#### Records for the task
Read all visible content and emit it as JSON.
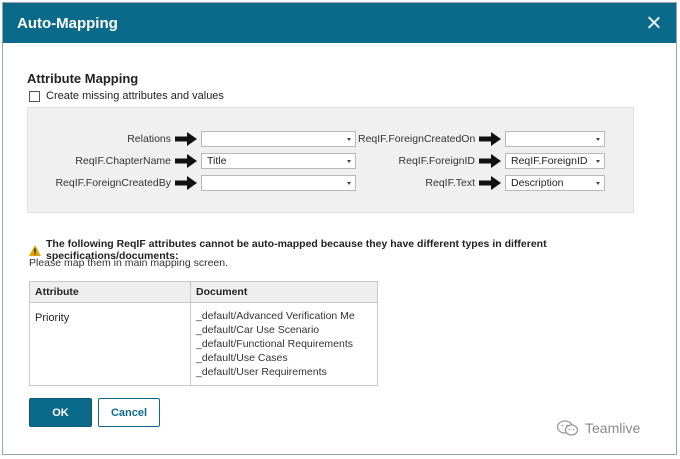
{
  "dialog": {
    "title": "Auto-Mapping",
    "close_icon": "close-icon"
  },
  "section": {
    "title": "Attribute Mapping",
    "create_missing_label": "Create missing attributes and values",
    "create_missing_checked": false
  },
  "mappings": {
    "left": [
      {
        "label": "Relations",
        "value": ""
      },
      {
        "label": "ReqIF.ChapterName",
        "value": "Title"
      },
      {
        "label": "ReqIF.ForeignCreatedBy",
        "value": ""
      }
    ],
    "right": [
      {
        "label": "ReqIF.ForeignCreatedOn",
        "value": ""
      },
      {
        "label": "ReqIF.ForeignID",
        "value": "ReqIF.ForeignID"
      },
      {
        "label": "ReqIF.Text",
        "value": "Description"
      }
    ]
  },
  "warning": {
    "icon": "warning-icon",
    "message": "The following ReqIF attributes cannot be auto-mapped because they have different types in different specifications/documents:",
    "sub": "Please map them in main mapping screen."
  },
  "table": {
    "headers": [
      "Attribute",
      "Document"
    ],
    "rows": [
      {
        "attribute": "Priority",
        "documents": [
          "_default/Advanced Verification Me",
          "_default/Car Use Scenario",
          "_default/Functional Requirements",
          "_default/Use Cases",
          "_default/User Requirements"
        ]
      }
    ]
  },
  "buttons": {
    "ok": "OK",
    "cancel": "Cancel"
  },
  "watermark": {
    "text": "Teamlive",
    "icon": "wechat-icon"
  },
  "colors": {
    "accent": "#0b6a8a",
    "panel": "#f0f0f0",
    "warning": "#e0a800"
  }
}
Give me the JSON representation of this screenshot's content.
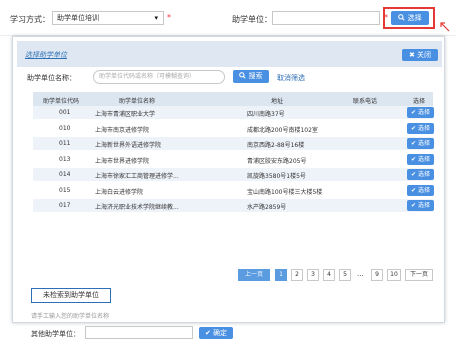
{
  "form": {
    "study_mode_label": "学习方式：",
    "study_mode_value": "助学单位培训",
    "study_mode_arrow": "▾",
    "required_mark": "*",
    "unit_label": "助学单位：",
    "select_button": "选择"
  },
  "modal": {
    "title": "选择助学单位",
    "close": "关闭",
    "search_label": "助学单位名称：",
    "search_placeholder": "助学单位代码或名称（可模糊查询）",
    "search_button": "搜索",
    "reset": "取消筛选",
    "columns": [
      "助学单位代码",
      "助学单位名称",
      "地址",
      "联系电话",
      "选择"
    ],
    "rows": [
      {
        "code": "001",
        "name": "上海市青浦区职业大学",
        "address": "四川南路37号",
        "phone": "",
        "action": "选择"
      },
      {
        "code": "010",
        "name": "上海市南京进修学院",
        "address": "成都北路200号南楼102室",
        "phone": "",
        "action": "选择"
      },
      {
        "code": "011",
        "name": "上海新世界外语进修学院",
        "address": "南京西路2-88号16楼",
        "phone": "",
        "action": "选择"
      },
      {
        "code": "013",
        "name": "上海市世界进修学院",
        "address": "青浦区胶安东路205号",
        "phone": "",
        "action": "选择"
      },
      {
        "code": "014",
        "name": "上海市徐家汇工商管理进修学...",
        "address": "凯旋路3580号1楼5号",
        "phone": "",
        "action": "选择"
      },
      {
        "code": "015",
        "name": "上海白云进修学院",
        "address": "宝山南路100号楼三大楼5楼",
        "phone": "",
        "action": "选择"
      },
      {
        "code": "017",
        "name": "上海济光职业技术学院继续教...",
        "address": "水产路2859号",
        "phone": "",
        "action": "选择"
      }
    ],
    "pagination": {
      "prev": "上一页",
      "pages": [
        "1",
        "2",
        "3",
        "4",
        "5"
      ],
      "current": "1",
      "ellipsis": "...",
      "tail_pages": [
        "9",
        "10"
      ],
      "next": "下一页"
    },
    "not_found_button": "未检索到助学单位",
    "hint": "请手工输入您的助学单位名称",
    "other_label": "其他助学单位：",
    "confirm_button": "确定"
  }
}
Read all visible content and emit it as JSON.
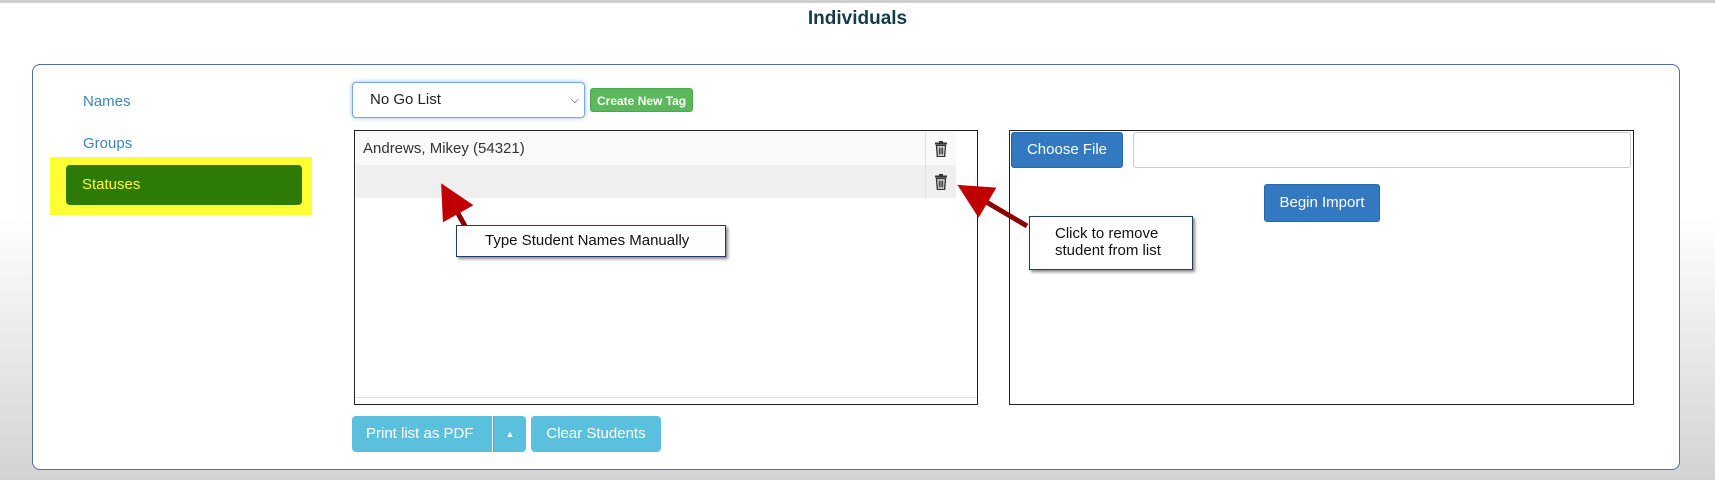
{
  "page": {
    "title": "Individuals"
  },
  "sidebar": {
    "items": [
      {
        "label": "Names"
      },
      {
        "label": "Groups"
      },
      {
        "label": "Statuses"
      }
    ]
  },
  "toolbar": {
    "tag_select_value": "No Go List",
    "create_tag_label": "Create New Tag"
  },
  "student_list": {
    "rows": [
      {
        "name": "Andrews, Mikey (54321)"
      },
      {
        "name": ""
      }
    ]
  },
  "import": {
    "choose_file_label": "Choose File",
    "file_name": "",
    "begin_import_label": "Begin Import"
  },
  "actions": {
    "print_label": "Print list as PDF",
    "clear_label": "Clear Students"
  },
  "annotations": {
    "manual_entry": "Type Student Names Manually",
    "remove_line1": "Click to remove",
    "remove_line2": "student from list"
  },
  "colors": {
    "active_bg": "#2e7a06",
    "active_text": "#fffb3a",
    "highlight": "#ffff33",
    "link": "#3d84c4",
    "primary": "#3379c2",
    "success": "#5cb85c",
    "info": "#5bc0de",
    "arrow": "#c00000"
  }
}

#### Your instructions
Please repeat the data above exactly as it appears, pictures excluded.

#### Your response
Read all visible content and emit it as JSON.
{
  "dialog": {
    "title": "Auto-Mapping",
    "close_icon": "close-icon"
  },
  "section": {
    "title": "Attribute Mapping",
    "create_missing_label": "Create missing attributes and values",
    "create_missing_checked": false
  },
  "mappings": {
    "left": [
      {
        "label": "Relations",
        "value": ""
      },
      {
        "label": "ReqIF.ChapterName",
        "value": "Title"
      },
      {
        "label": "ReqIF.ForeignCreatedBy",
        "value": ""
      }
    ],
    "right": [
      {
        "label": "ReqIF.ForeignCreatedOn",
        "value": ""
      },
      {
        "label": "ReqIF.ForeignID",
        "value": "ReqIF.ForeignID"
      },
      {
        "label": "ReqIF.Text",
        "value": "Description"
      }
    ]
  },
  "warning": {
    "icon": "warning-icon",
    "message": "The following ReqIF attributes cannot be auto-mapped because they have different types in different specifications/documents:",
    "sub": "Please map them in main mapping screen."
  },
  "table": {
    "headers": [
      "Attribute",
      "Document"
    ],
    "rows": [
      {
        "attribute": "Priority",
        "documents": [
          "_default/Advanced Verification Me",
          "_default/Car Use Scenario",
          "_default/Functional Requirements",
          "_default/Use Cases",
          "_default/User Requirements"
        ]
      }
    ]
  },
  "buttons": {
    "ok": "OK",
    "cancel": "Cancel"
  },
  "watermark": {
    "text": "Teamlive",
    "icon": "wechat-icon"
  },
  "colors": {
    "accent": "#0b6a8a",
    "panel": "#f0f0f0",
    "warning": "#e0a800"
  }
}
Give me the JSON representation of this screenshot's content.
{
  "form": {
    "study_mode_label": "学习方式：",
    "study_mode_value": "助学单位培训",
    "study_mode_arrow": "▾",
    "required_mark": "*",
    "unit_label": "助学单位：",
    "select_button": "选择"
  },
  "modal": {
    "title": "选择助学单位",
    "close": "关闭",
    "search_label": "助学单位名称：",
    "search_placeholder": "助学单位代码或名称（可模糊查询）",
    "search_button": "搜索",
    "reset": "取消筛选",
    "columns": [
      "助学单位代码",
      "助学单位名称",
      "地址",
      "联系电话",
      "选择"
    ],
    "rows": [
      {
        "code": "001",
        "name": "上海市青浦区职业大学",
        "address": "四川南路37号",
        "phone": "",
        "action": "选择"
      },
      {
        "code": "010",
        "name": "上海市南京进修学院",
        "address": "成都北路200号南楼102室",
        "phone": "",
        "action": "选择"
      },
      {
        "code": "011",
        "name": "上海新世界外语进修学院",
        "address": "南京西路2-88号16楼",
        "phone": "",
        "action": "选择"
      },
      {
        "code": "013",
        "name": "上海市世界进修学院",
        "address": "青浦区胶安东路205号",
        "phone": "",
        "action": "选择"
      },
      {
        "code": "014",
        "name": "上海市徐家汇工商管理进修学...",
        "address": "凯旋路3580号1楼5号",
        "phone": "",
        "action": "选择"
      },
      {
        "code": "015",
        "name": "上海白云进修学院",
        "address": "宝山南路100号楼三大楼5楼",
        "phone": "",
        "action": "选择"
      },
      {
        "code": "017",
        "name": "上海济光职业技术学院继续教...",
        "address": "水产路2859号",
        "phone": "",
        "action": "选择"
      }
    ],
    "pagination": {
      "prev": "上一页",
      "pages": [
        "1",
        "2",
        "3",
        "4",
        "5"
      ],
      "current": "1",
      "ellipsis": "...",
      "tail_pages": [
        "9",
        "10"
      ],
      "next": "下一页"
    },
    "not_found_button": "未检索到助学单位",
    "hint": "请手工输入您的助学单位名称",
    "other_label": "其他助学单位：",
    "confirm_button": "确定"
  }
}
Read all visible content and emit it as JSON.
{
  "page": {
    "title": "Individuals"
  },
  "sidebar": {
    "items": [
      {
        "label": "Names"
      },
      {
        "label": "Groups"
      },
      {
        "label": "Statuses"
      }
    ]
  },
  "toolbar": {
    "tag_select_value": "No Go List",
    "create_tag_label": "Create New Tag"
  },
  "student_list": {
    "rows": [
      {
        "name": "Andrews, Mikey (54321)"
      },
      {
        "name": ""
      }
    ]
  },
  "import": {
    "choose_file_label": "Choose File",
    "file_name": "",
    "begin_import_label": "Begin Import"
  },
  "actions": {
    "print_label": "Print list as PDF",
    "clear_label": "Clear Students"
  },
  "annotations": {
    "manual_entry": "Type Student Names Manually",
    "remove_line1": "Click to remove",
    "remove_line2": "student from list"
  },
  "colors": {
    "active_bg": "#2e7a06",
    "active_text": "#fffb3a",
    "highlight": "#ffff33",
    "link": "#3d84c4",
    "primary": "#3379c2",
    "success": "#5cb85c",
    "info": "#5bc0de",
    "arrow": "#c00000"
  }
}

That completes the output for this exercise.